[Extracted records]
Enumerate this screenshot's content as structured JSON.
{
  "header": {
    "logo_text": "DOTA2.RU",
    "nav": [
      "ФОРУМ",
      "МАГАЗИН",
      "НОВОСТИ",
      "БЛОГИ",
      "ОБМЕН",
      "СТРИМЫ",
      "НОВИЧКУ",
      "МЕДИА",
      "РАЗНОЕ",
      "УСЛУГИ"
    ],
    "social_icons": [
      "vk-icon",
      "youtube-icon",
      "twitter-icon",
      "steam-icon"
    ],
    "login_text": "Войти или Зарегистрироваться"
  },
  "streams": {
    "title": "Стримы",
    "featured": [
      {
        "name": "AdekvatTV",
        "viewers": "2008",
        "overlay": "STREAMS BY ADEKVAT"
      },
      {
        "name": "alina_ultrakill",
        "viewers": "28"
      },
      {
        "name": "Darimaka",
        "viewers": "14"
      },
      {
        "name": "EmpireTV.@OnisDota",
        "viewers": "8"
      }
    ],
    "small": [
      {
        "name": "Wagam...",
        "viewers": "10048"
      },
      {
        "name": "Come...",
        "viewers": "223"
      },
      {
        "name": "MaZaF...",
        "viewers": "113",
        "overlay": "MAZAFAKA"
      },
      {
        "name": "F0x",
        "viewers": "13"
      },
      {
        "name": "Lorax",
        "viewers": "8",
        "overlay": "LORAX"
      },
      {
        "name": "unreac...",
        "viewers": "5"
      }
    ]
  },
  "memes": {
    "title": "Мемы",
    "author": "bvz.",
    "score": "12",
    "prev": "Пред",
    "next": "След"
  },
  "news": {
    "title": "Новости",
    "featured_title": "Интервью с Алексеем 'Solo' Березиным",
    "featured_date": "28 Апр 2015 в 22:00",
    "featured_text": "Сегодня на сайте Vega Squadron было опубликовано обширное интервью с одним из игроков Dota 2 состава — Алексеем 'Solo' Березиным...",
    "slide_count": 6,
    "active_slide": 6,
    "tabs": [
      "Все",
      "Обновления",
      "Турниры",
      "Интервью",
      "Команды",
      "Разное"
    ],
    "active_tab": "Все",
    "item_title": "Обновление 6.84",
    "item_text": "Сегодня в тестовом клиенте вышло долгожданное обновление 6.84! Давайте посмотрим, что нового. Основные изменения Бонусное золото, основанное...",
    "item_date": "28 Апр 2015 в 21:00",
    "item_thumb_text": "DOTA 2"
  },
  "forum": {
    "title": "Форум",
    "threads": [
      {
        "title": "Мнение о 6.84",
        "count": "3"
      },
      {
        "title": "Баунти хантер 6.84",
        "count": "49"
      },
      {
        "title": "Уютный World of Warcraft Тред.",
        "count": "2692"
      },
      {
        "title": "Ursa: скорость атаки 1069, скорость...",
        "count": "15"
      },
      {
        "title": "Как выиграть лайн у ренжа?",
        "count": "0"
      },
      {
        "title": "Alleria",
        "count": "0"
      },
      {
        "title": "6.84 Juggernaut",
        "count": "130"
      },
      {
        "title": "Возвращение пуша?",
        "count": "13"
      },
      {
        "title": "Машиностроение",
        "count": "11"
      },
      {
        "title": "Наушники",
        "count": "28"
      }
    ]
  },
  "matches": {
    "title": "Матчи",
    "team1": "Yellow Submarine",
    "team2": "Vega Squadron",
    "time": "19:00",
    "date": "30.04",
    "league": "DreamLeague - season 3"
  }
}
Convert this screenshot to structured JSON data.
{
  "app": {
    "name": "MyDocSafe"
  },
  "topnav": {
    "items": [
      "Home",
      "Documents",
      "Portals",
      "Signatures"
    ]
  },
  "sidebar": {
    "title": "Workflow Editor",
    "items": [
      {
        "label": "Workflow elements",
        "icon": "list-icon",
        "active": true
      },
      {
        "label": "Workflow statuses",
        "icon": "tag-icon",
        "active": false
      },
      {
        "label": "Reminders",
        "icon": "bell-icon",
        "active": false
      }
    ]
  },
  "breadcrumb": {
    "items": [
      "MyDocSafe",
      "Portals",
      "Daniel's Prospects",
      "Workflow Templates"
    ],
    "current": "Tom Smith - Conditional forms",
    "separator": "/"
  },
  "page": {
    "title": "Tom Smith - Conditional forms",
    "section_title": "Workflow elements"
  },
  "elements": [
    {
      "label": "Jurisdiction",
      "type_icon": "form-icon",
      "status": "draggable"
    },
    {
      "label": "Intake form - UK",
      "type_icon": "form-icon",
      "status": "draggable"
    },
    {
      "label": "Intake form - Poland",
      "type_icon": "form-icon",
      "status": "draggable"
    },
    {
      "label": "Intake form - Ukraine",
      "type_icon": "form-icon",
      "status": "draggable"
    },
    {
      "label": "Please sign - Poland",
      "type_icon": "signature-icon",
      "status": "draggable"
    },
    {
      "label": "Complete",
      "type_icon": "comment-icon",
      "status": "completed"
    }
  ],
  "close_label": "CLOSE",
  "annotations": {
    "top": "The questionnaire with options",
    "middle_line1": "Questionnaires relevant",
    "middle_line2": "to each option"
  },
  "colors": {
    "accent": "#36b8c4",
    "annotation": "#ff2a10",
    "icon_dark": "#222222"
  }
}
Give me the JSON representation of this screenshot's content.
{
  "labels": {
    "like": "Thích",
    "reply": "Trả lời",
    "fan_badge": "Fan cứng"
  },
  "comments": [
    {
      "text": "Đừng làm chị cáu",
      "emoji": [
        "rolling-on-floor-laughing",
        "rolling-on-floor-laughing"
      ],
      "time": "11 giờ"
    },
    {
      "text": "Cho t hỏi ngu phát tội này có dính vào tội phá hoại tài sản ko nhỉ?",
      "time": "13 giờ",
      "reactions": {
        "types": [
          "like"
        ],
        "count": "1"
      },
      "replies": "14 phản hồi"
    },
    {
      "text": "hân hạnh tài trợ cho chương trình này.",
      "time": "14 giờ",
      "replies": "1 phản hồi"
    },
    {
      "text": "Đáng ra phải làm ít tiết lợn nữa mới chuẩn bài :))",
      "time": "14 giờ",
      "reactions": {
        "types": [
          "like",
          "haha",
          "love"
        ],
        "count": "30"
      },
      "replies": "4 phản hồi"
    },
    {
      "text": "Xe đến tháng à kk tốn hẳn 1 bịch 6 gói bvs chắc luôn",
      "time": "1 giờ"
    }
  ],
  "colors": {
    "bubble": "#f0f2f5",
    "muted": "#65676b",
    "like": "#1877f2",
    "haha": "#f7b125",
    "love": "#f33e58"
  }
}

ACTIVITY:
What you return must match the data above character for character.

SOLVED PROBLEM:
Enumerate this screenshot's content as structured JSON.
{
  "header": {
    "logo_text": "DOTA2.RU",
    "nav": [
      "ФОРУМ",
      "МАГАЗИН",
      "НОВОСТИ",
      "БЛОГИ",
      "ОБМЕН",
      "СТРИМЫ",
      "НОВИЧКУ",
      "МЕДИА",
      "РАЗНОЕ",
      "УСЛУГИ"
    ],
    "social_icons": [
      "vk-icon",
      "youtube-icon",
      "twitter-icon",
      "steam-icon"
    ],
    "login_text": "Войти или Зарегистрироваться"
  },
  "streams": {
    "title": "Стримы",
    "featured": [
      {
        "name": "AdekvatTV",
        "viewers": "2008",
        "overlay": "STREAMS BY ADEKVAT"
      },
      {
        "name": "alina_ultrakill",
        "viewers": "28"
      },
      {
        "name": "Darimaka",
        "viewers": "14"
      },
      {
        "name": "EmpireTV.@OnisDota",
        "viewers": "8"
      }
    ],
    "small": [
      {
        "name": "Wagam...",
        "viewers": "10048"
      },
      {
        "name": "Come...",
        "viewers": "223"
      },
      {
        "name": "MaZaF...",
        "viewers": "113",
        "overlay": "MAZAFAKA"
      },
      {
        "name": "F0x",
        "viewers": "13"
      },
      {
        "name": "Lorax",
        "viewers": "8",
        "overlay": "LORAX"
      },
      {
        "name": "unreac...",
        "viewers": "5"
      }
    ]
  },
  "memes": {
    "title": "Мемы",
    "author": "bvz.",
    "score": "12",
    "prev": "Пред",
    "next": "След"
  },
  "news": {
    "title": "Новости",
    "featured_title": "Интервью с Алексеем 'Solo' Березиным",
    "featured_date": "28 Апр 2015 в 22:00",
    "featured_text": "Сегодня на сайте Vega Squadron было опубликовано обширное интервью с одним из игроков Dota 2 состава — Алексеем 'Solo' Березиным...",
    "slide_count": 6,
    "active_slide": 6,
    "tabs": [
      "Все",
      "Обновления",
      "Турниры",
      "Интервью",
      "Команды",
      "Разное"
    ],
    "active_tab": "Все",
    "item_title": "Обновление 6.84",
    "item_text": "Сегодня в тестовом клиенте вышло долгожданное обновление 6.84! Давайте посмотрим, что нового. Основные изменения Бонусное золото, основанное...",
    "item_date": "28 Апр 2015 в 21:00",
    "item_thumb_text": "DOTA 2"
  },
  "forum": {
    "title": "Форум",
    "threads": [
      {
        "title": "Мнение о 6.84",
        "count": "3"
      },
      {
        "title": "Баунти хантер 6.84",
        "count": "49"
      },
      {
        "title": "Уютный World of Warcraft Тред.",
        "count": "2692"
      },
      {
        "title": "Ursa: скорость атаки 1069, скорость...",
        "count": "15"
      },
      {
        "title": "Как выиграть лайн у ренжа?",
        "count": "0"
      },
      {
        "title": "Alleria",
        "count": "0"
      },
      {
        "title": "6.84 Juggernaut",
        "count": "130"
      },
      {
        "title": "Возвращение пуша?",
        "count": "13"
      },
      {
        "title": "Машиностроение",
        "count": "11"
      },
      {
        "title": "Наушники",
        "count": "28"
      }
    ]
  },
  "matches": {
    "title": "Матчи",
    "team1": "Yellow Submarine",
    "team2": "Vega Squadron",
    "time": "19:00",
    "date": "30.04",
    "league": "DreamLeague - season 3"
  }
}
Convert this screenshot to structured JSON data.
{
  "app": {
    "name": "MyDocSafe"
  },
  "topnav": {
    "items": [
      "Home",
      "Documents",
      "Portals",
      "Signatures"
    ]
  },
  "sidebar": {
    "title": "Workflow Editor",
    "items": [
      {
        "label": "Workflow elements",
        "icon": "list-icon",
        "active": true
      },
      {
        "label": "Workflow statuses",
        "icon": "tag-icon",
        "active": false
      },
      {
        "label": "Reminders",
        "icon": "bell-icon",
        "active": false
      }
    ]
  },
  "breadcrumb": {
    "items": [
      "MyDocSafe",
      "Portals",
      "Daniel's Prospects",
      "Workflow Templates"
    ],
    "current": "Tom Smith - Conditional forms",
    "separator": "/"
  },
  "page": {
    "title": "Tom Smith - Conditional forms",
    "section_title": "Workflow elements"
  },
  "elements": [
    {
      "label": "Jurisdiction",
      "type_icon": "form-icon",
      "status": "draggable"
    },
    {
      "label": "Intake form - UK",
      "type_icon": "form-icon",
      "status": "draggable"
    },
    {
      "label": "Intake form - Poland",
      "type_icon": "form-icon",
      "status": "draggable"
    },
    {
      "label": "Intake form - Ukraine",
      "type_icon": "form-icon",
      "status": "draggable"
    },
    {
      "label": "Please sign - Poland",
      "type_icon": "signature-icon",
      "status": "draggable"
    },
    {
      "label": "Complete",
      "type_icon": "comment-icon",
      "status": "completed"
    }
  ],
  "close_label": "CLOSE",
  "annotations": {
    "top": "The questionnaire with options",
    "middle_line1": "Questionnaires relevant",
    "middle_line2": "to each option"
  },
  "colors": {
    "accent": "#36b8c4",
    "annotation": "#ff2a10",
    "icon_dark": "#222222"
  }
}
Give me the JSON representation of this screenshot's content.
{
  "labels": {
    "like": "Thích",
    "reply": "Trả lời",
    "fan_badge": "Fan cứng"
  },
  "comments": [
    {
      "text": "Đừng làm chị cáu",
      "emoji": [
        "rolling-on-floor-laughing",
        "rolling-on-floor-laughing"
      ],
      "time": "11 giờ"
    },
    {
      "text": "Cho t hỏi ngu phát tội này có dính vào tội phá hoại tài sản ko nhỉ?",
      "time": "13 giờ",
      "reactions": {
        "types": [
          "like"
        ],
        "count": "1"
      },
      "replies": "14 phản hồi"
    },
    {
      "text": "hân hạnh tài trợ cho chương trình này.",
      "time": "14 giờ",
      "replies": "1 phản hồi"
    },
    {
      "text": "Đáng ra phải làm ít tiết lợn nữa mới chuẩn bài :))",
      "time": "14 giờ",
      "reactions": {
        "types": [
          "like",
          "haha",
          "love"
        ],
        "count": "30"
      },
      "replies": "4 phản hồi"
    },
    {
      "text": "Xe đến tháng à kk tốn hẳn 1 bịch 6 gói bvs chắc luôn",
      "time": "1 giờ"
    }
  ],
  "colors": {
    "bubble": "#f0f2f5",
    "muted": "#65676b",
    "like": "#1877f2",
    "haha": "#f7b125",
    "love": "#f33e58"
  }
}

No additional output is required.